The court upheld an offender’s convictions for murder and attempted murder following the fatal shooting of a member of a rival gang.
A trial judge’s decision to withdraw a murder charge from the jury was overturned where it was found that the victim’s death by euthanasia was a direct response to his injuries and the unbearable suffering resulting from them for which the defendant was responsible. It was open to the jury to conclude that neither the victim’s suffering nor his decision to end his life could be described as “voluntary” in the sense of being the product of free and unfettered volition presupposed by the novus actus interveniens rule.

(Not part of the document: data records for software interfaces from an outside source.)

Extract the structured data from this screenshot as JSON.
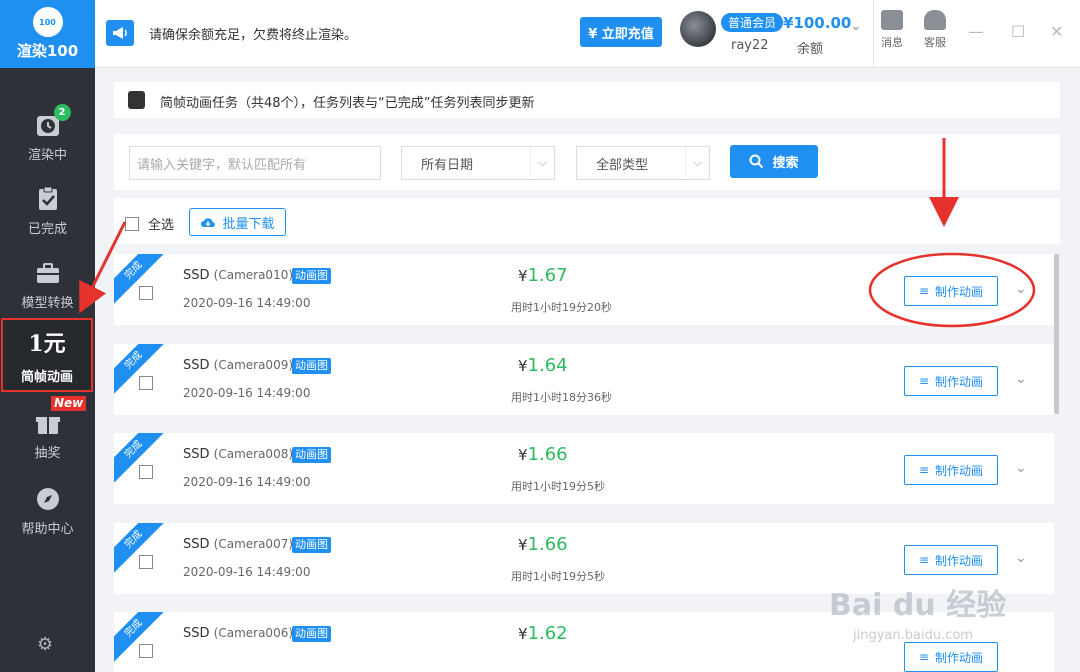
{
  "app": {
    "logo_badge": "100",
    "logo_text": "渲染100"
  },
  "sidebar": {
    "items": [
      {
        "label": "渲染中",
        "badge": "2"
      },
      {
        "label": "已完成"
      },
      {
        "label": "模型转换"
      },
      {
        "label": "简帧动画",
        "big": "1元"
      },
      {
        "label": "抽奖",
        "tag": "New"
      },
      {
        "label": "帮助中心"
      }
    ]
  },
  "topbar": {
    "notice": "请确保余额充足，欠费将终止渲染。",
    "recharge": "¥ 立即充值",
    "member": "普通会员",
    "username": "ray22",
    "balance": "¥100.00",
    "balance_label": "余额",
    "messages": "消息",
    "service": "客服"
  },
  "info": {
    "text": "简帧动画任务（共48个），任务列表与“已完成”任务列表同步更新"
  },
  "filters": {
    "placeholder": "请输入关键字，默认匹配所有",
    "date": "所有日期",
    "type": "全部类型",
    "search": "搜索"
  },
  "toolbar": {
    "select_all": "全选",
    "batch_download": "批量下载"
  },
  "tasks": [
    {
      "status": "完成",
      "name": "SSD",
      "camera": "(Camera010)",
      "tag": "动画图",
      "date": "2020-09-16 14:49:00",
      "yen": "¥",
      "price": "1.67",
      "duration": "用时1小时19分20秒",
      "action": "制作动画"
    },
    {
      "status": "完成",
      "name": "SSD",
      "camera": "(Camera009)",
      "tag": "动画图",
      "date": "2020-09-16 14:49:00",
      "yen": "¥",
      "price": "1.64",
      "duration": "用时1小时18分36秒",
      "action": "制作动画"
    },
    {
      "status": "完成",
      "name": "SSD",
      "camera": "(Camera008)",
      "tag": "动画图",
      "date": "2020-09-16 14:49:00",
      "yen": "¥",
      "price": "1.66",
      "duration": "用时1小时19分5秒",
      "action": "制作动画"
    },
    {
      "status": "完成",
      "name": "SSD",
      "camera": "(Camera007)",
      "tag": "动画图",
      "date": "2020-09-16 14:49:00",
      "yen": "¥",
      "price": "1.66",
      "duration": "用时1小时19分5秒",
      "action": "制作动画"
    },
    {
      "status": "完成",
      "name": "SSD",
      "camera": "(Camera006)",
      "tag": "动画图",
      "date": "",
      "yen": "¥",
      "price": "1.62",
      "duration": "",
      "action": "制作动画"
    }
  ],
  "watermark": {
    "main": "Bai du 经验",
    "sub": "jingyan.baidu.com"
  },
  "colors": {
    "accent": "#1f8ff2",
    "sidebar": "#2e3238",
    "price": "#2dbb5f",
    "annotation": "#e5322d"
  }
}
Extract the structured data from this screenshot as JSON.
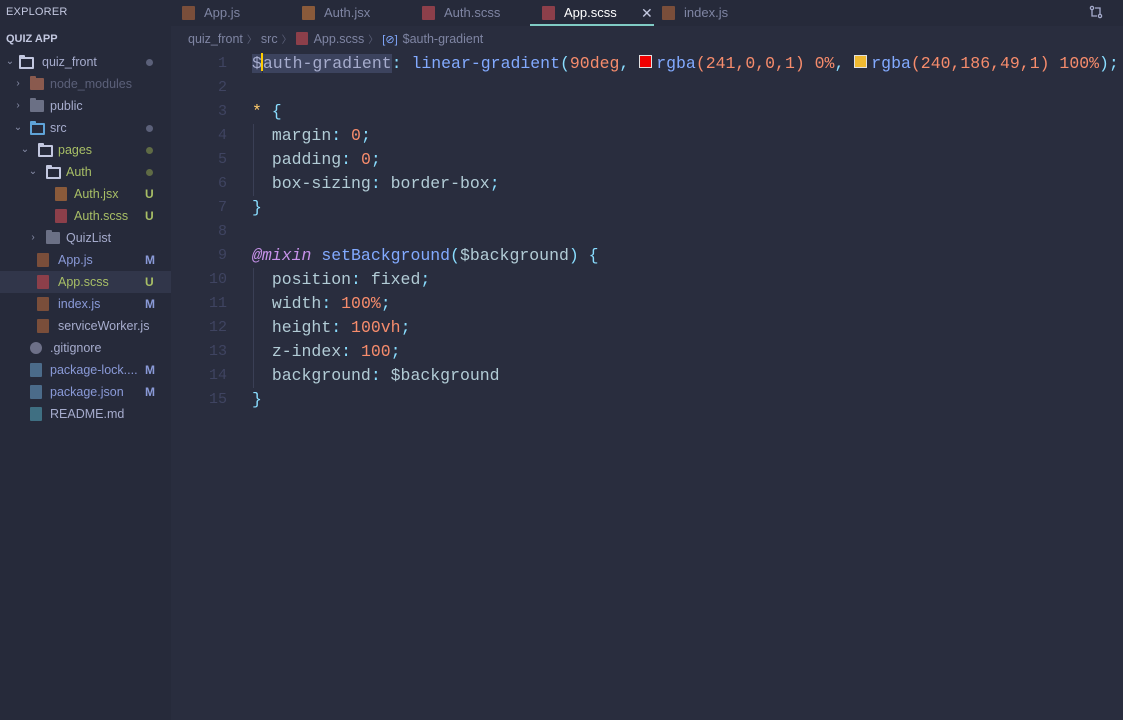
{
  "sidebar": {
    "title": "EXPLORER",
    "section": "QUIZ APP",
    "items": [
      {
        "label": "quiz_front",
        "status": "dot",
        "statusColor": "#5b6079"
      },
      {
        "label": "node_modules",
        "status": ""
      },
      {
        "label": "public",
        "status": ""
      },
      {
        "label": "src",
        "status": "dot",
        "statusColor": "#5b6079"
      },
      {
        "label": "pages",
        "status": "dot",
        "statusColor": "#5f6b45"
      },
      {
        "label": "Auth",
        "status": "dot",
        "statusColor": "#5f6b45"
      },
      {
        "label": "Auth.jsx",
        "status": "U"
      },
      {
        "label": "Auth.scss",
        "status": "U"
      },
      {
        "label": "QuizList",
        "status": ""
      },
      {
        "label": "App.js",
        "status": "M"
      },
      {
        "label": "App.scss",
        "status": "U"
      },
      {
        "label": "index.js",
        "status": "M"
      },
      {
        "label": "serviceWorker.js",
        "status": ""
      },
      {
        "label": ".gitignore",
        "status": ""
      },
      {
        "label": "package-lock....",
        "status": "M"
      },
      {
        "label": "package.json",
        "status": "M"
      },
      {
        "label": "README.md",
        "status": ""
      }
    ]
  },
  "tabs": [
    {
      "label": "App.js"
    },
    {
      "label": "Auth.jsx"
    },
    {
      "label": "Auth.scss"
    },
    {
      "label": "App.scss",
      "close": "✕"
    },
    {
      "label": "index.js"
    }
  ],
  "breadcrumb": {
    "parts": [
      "quiz_front",
      "src",
      "App.scss",
      "$auth-gradient"
    ]
  },
  "editor": {
    "line_numbers": [
      "1",
      "2",
      "3",
      "4",
      "5",
      "6",
      "7",
      "8",
      "9",
      "10",
      "11",
      "12",
      "13",
      "14",
      "15"
    ],
    "line1": {
      "dollar": "$",
      "varname": "auth-gradient",
      "colon": ": ",
      "func": "linear-gradient",
      "open": "(",
      "deg": "90deg",
      "comma1": ", ",
      "rgba1": "rgba",
      "rgba1_args": "(241,0,0,1)",
      "pct1": " 0%",
      "comma2": ", ",
      "rgba2": "rgba",
      "rgba2_args": "(240,186,49,1)",
      "pct2": " 100%",
      "close": ");",
      "swatch1": "#f10000",
      "swatch2": "#f0ba31"
    },
    "line3": {
      "selector": "*",
      "brace": " {"
    },
    "line4": {
      "prop": "margin",
      "colon": ": ",
      "val": "0",
      "semi": ";"
    },
    "line5": {
      "prop": "padding",
      "colon": ": ",
      "val": "0",
      "semi": ";"
    },
    "line6": {
      "prop": "box-sizing",
      "colon": ": ",
      "val": "border-box",
      "semi": ";"
    },
    "line7": {
      "brace": "}"
    },
    "line9": {
      "kw": "@mixin",
      "name": " setBackground",
      "open": "(",
      "param": "$background",
      "close": ")",
      "brace": " {"
    },
    "line10": {
      "prop": "position",
      "colon": ": ",
      "val": "fixed",
      "semi": ";"
    },
    "line11": {
      "prop": "width",
      "colon": ": ",
      "val": "100%",
      "semi": ";"
    },
    "line12": {
      "prop": "height",
      "colon": ": ",
      "val": "100vh",
      "semi": ";"
    },
    "line13": {
      "prop": "z-index",
      "colon": ": ",
      "val": "100",
      "semi": ";"
    },
    "line14": {
      "prop": "background",
      "colon": ": ",
      "val": "$background"
    },
    "line15": {
      "brace": "}"
    }
  },
  "colors": {
    "accent": "#80cbc4",
    "background": "#292d3e",
    "modified": "#8a9ad8",
    "untracked": "#a8bf66"
  }
}
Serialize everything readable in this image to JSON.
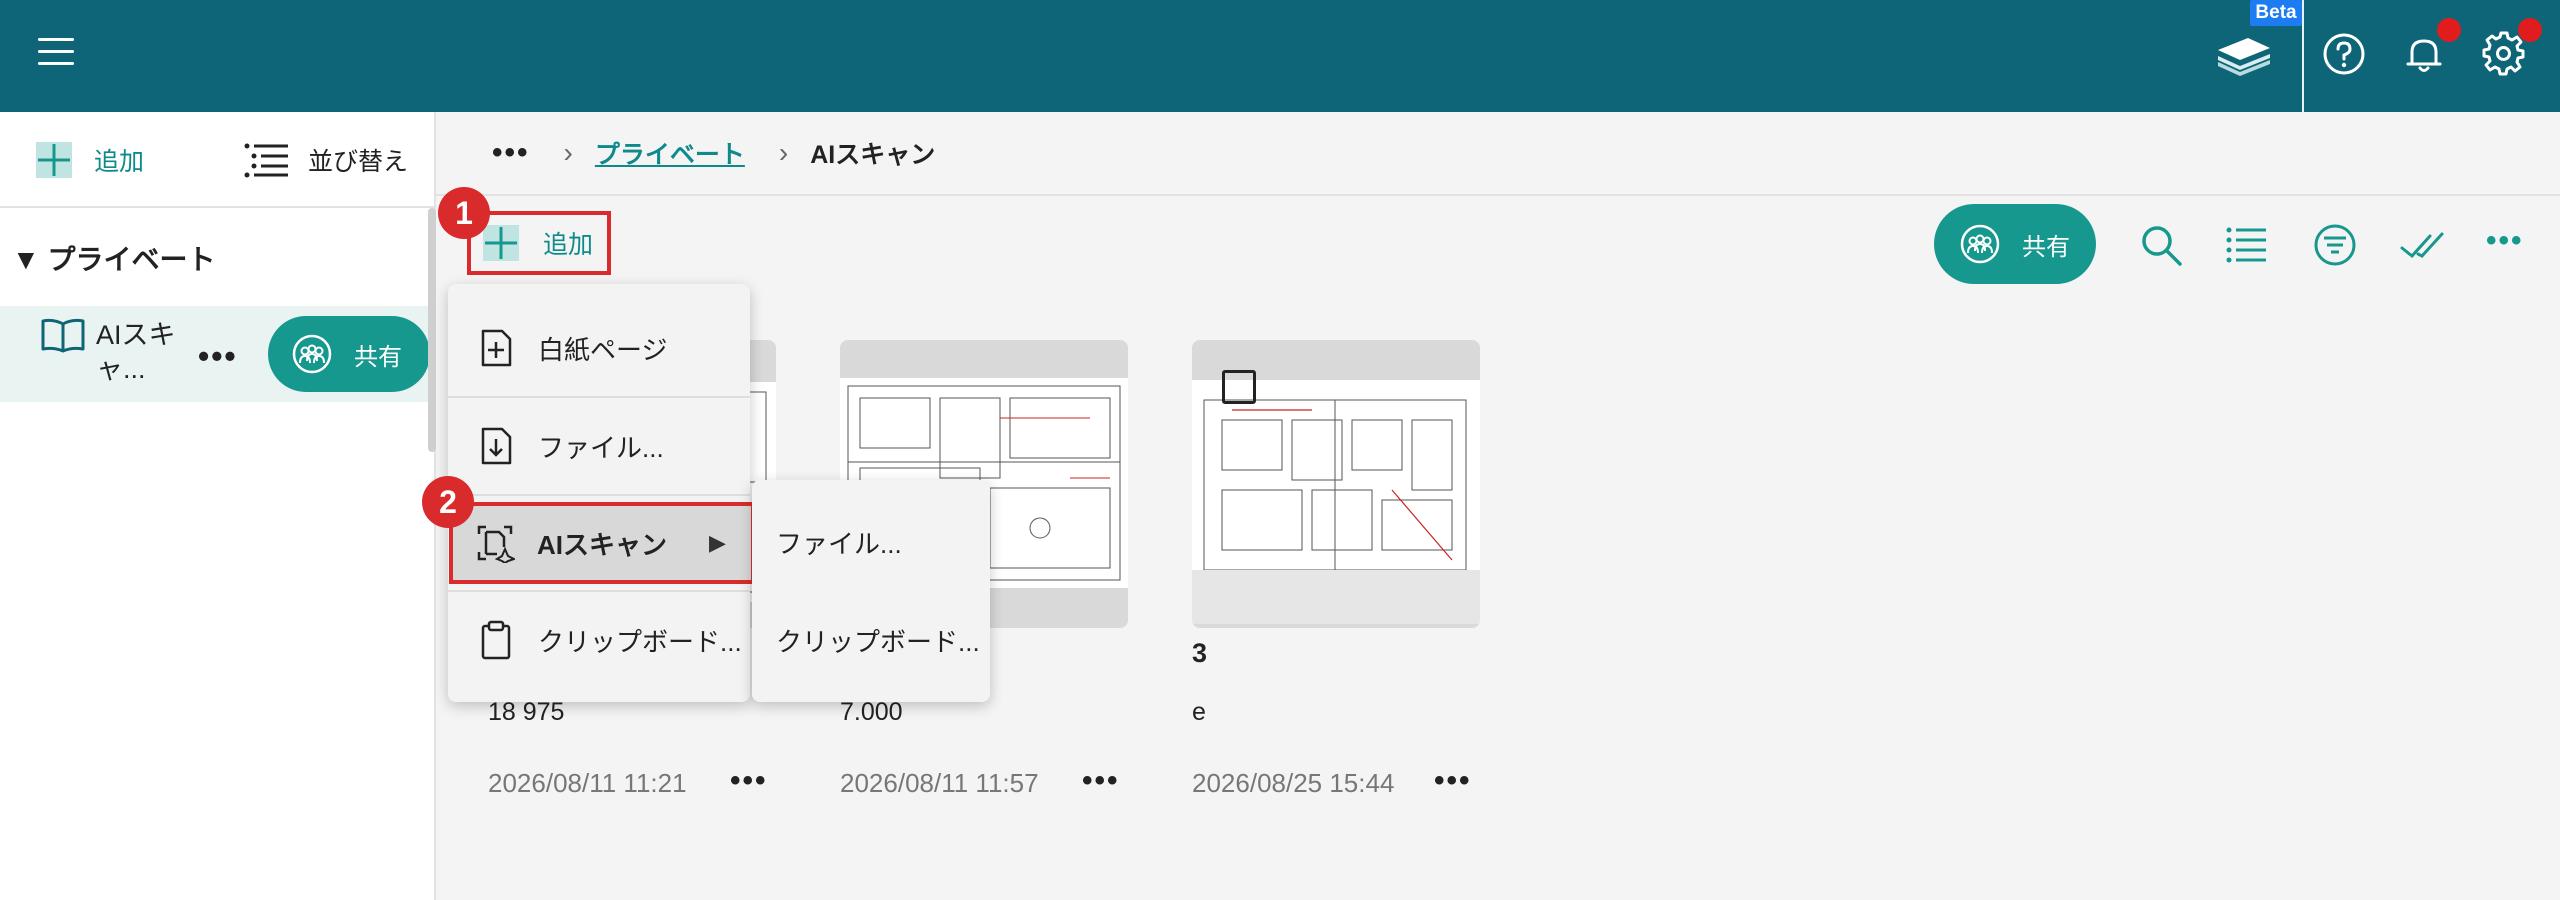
{
  "header": {
    "beta_label": "Beta",
    "icons": [
      "menu-icon",
      "app-stack-icon",
      "help-icon",
      "bell-icon",
      "gear-icon"
    ],
    "colors": {
      "bar": "#0e6577",
      "notification_dot": "#e01c1c"
    }
  },
  "sidebar": {
    "add_label": "追加",
    "sort_label": "並び替え",
    "section_label": "▼ プライベート",
    "item": {
      "label": "AIスキャ...",
      "share_label": "共有"
    }
  },
  "breadcrumb": {
    "more": "•••",
    "parent": "プライベート",
    "current": "AIスキャン"
  },
  "toolbar": {
    "add_label": "追加",
    "share_label": "共有",
    "step1": "1",
    "step2": "2"
  },
  "add_menu": {
    "items": [
      {
        "label": "白紙ページ",
        "icon": "new-page-icon"
      },
      {
        "label": "ファイル...",
        "icon": "file-download-icon"
      },
      {
        "label": "AIスキャン",
        "icon": "ai-scan-icon"
      },
      {
        "label": "クリップボード...",
        "icon": "clipboard-icon"
      }
    ],
    "submenu": [
      {
        "label": "ファイル..."
      },
      {
        "label": "クリップボード..."
      }
    ]
  },
  "cards": [
    {
      "title": "",
      "subtitle": "18 975",
      "date": "2026/08/11 11:21",
      "more": "•••"
    },
    {
      "title": "",
      "subtitle": "7.000",
      "date": "2026/08/11 11:57",
      "more": "•••"
    },
    {
      "title": "3",
      "subtitle": "e",
      "date": "2026/08/25 15:44",
      "more": "•••"
    }
  ],
  "colors": {
    "accent": "#17988f",
    "link": "#0e8a8a",
    "highlight": "#d92b2b"
  }
}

Evidence of a step-father’s controlling behaviour towards his wife and step-son had been relevant evidence at his trial for 16 sexual offences against his step-daughter, as his defence was that his step-daughter was lying and exaggerating his controlling behaviour and the evidence was relevant to the issue of her credibility. A total sentence of 22 years’ imprisonment was not manifestly excessive.
A prisoner facing the death penalty following his conviction for the murder of a fellow inmate was not permitted to admit fresh medical evidence in his appeal against conviction and sentence. He had wanted to rely on new evidence relating to his mental state at the time of the offence, with a view to supporting a case of diminished responsibility, but that evidence was directly contrary to the case advanced at trial, and there was nothing to explain the change of position. The Privy Council also rejected his renewed appeal against a judicial direction in respect of evidence of propensity.